End of an Era (and an Engine)
But alas, the iron horse rambles eventually ended and the only four surviving T-1 engines were taken out of operation. Built in 1945, Reading’s Steam Locomotive 2100 is one of those survivors – and its story is the topic of the video.
The video narration kicks off with a sad and lonely narrative tone and music to match the sad and lonely fate of the once formidable 2100. The engine sits idle, with its bleak interior, grungy exterior and the wind howling through the open chambers that once used to be its windows.
My narration voiceover then helps take viewers on the long, winding journey the 2100 endured over the past decade or so, eventually ending up transported to Tacoma, Washington. There it again sat idle for several years until a restoration project team in Illinois was looking into a different engine to refurbish to its former glory.
The ASR stepped in with a pitch for the good ole 2100. The Illinois people bit, and the engine was soon on its way to Ohio for a total revamp to get it ready for its new destination. But the story doesn’t quite end there.
New Life for 2100

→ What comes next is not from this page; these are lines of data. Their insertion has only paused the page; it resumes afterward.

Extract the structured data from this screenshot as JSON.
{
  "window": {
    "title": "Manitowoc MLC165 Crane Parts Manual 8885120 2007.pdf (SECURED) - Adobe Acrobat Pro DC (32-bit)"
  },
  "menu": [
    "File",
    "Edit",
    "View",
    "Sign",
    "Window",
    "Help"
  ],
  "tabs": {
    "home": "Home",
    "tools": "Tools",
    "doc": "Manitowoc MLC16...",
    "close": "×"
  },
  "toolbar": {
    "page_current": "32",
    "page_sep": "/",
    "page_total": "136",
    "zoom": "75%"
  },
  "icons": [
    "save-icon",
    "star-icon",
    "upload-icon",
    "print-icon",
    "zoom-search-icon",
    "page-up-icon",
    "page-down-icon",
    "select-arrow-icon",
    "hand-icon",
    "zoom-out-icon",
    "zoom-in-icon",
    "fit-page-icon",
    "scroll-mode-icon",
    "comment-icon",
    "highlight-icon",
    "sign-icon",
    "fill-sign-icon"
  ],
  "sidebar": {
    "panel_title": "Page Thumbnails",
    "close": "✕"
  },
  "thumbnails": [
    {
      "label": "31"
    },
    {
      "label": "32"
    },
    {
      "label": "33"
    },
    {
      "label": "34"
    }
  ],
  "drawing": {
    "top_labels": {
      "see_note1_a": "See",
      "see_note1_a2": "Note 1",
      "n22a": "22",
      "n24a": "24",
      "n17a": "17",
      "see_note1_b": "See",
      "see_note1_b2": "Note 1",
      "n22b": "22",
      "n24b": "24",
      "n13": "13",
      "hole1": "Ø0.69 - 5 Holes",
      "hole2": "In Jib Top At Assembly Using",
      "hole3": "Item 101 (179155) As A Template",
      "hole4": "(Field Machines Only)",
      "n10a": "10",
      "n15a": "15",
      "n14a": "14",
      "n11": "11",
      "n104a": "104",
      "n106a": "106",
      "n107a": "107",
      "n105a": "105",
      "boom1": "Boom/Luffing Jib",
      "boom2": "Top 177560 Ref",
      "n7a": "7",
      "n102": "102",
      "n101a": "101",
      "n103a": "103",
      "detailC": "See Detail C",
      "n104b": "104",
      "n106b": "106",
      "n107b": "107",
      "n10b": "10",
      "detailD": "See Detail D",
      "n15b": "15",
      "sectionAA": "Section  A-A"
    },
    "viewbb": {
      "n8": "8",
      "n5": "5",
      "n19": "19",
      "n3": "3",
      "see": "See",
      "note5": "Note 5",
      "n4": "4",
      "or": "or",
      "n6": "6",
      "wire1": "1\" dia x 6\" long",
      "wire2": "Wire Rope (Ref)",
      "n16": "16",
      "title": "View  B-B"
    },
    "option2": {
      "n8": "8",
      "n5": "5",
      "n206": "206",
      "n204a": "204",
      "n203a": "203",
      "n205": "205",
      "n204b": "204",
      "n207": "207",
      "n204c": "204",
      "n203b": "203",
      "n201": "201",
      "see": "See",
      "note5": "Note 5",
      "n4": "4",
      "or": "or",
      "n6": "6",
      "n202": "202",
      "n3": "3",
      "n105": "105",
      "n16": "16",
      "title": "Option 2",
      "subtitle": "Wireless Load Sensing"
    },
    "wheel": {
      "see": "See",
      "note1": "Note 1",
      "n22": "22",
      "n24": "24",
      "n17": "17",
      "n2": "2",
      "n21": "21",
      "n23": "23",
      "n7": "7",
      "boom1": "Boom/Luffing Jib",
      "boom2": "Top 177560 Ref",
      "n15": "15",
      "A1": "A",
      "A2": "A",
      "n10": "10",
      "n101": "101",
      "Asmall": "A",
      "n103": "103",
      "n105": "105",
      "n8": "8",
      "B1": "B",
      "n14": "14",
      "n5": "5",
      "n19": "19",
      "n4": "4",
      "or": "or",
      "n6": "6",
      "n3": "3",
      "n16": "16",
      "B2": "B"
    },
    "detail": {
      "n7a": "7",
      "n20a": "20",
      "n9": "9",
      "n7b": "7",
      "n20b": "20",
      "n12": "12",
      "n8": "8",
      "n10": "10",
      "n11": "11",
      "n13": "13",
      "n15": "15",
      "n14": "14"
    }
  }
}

The ASR is in charge of restoring the 2100, a task estimated to take $700,000 – which is the overall point of the video. Telling the story of the engine, touching on the history and impact of steam locomotives in America, and highlighting people’s fascination with these sensuous machines all work together to stir up emotions and nostalgia.
I was asked to match my narrative tone and style with the compelling story, mood music and striking visuals that included footage from Hugh Fuller and axle17921, all of which was brilliantly produced by Lynchpin Creative.
One of the perks of my work as a female voice-over talent is learning new things on a regular basis. In this case, I learned about the background and arduous restoration process of an important piece of American history.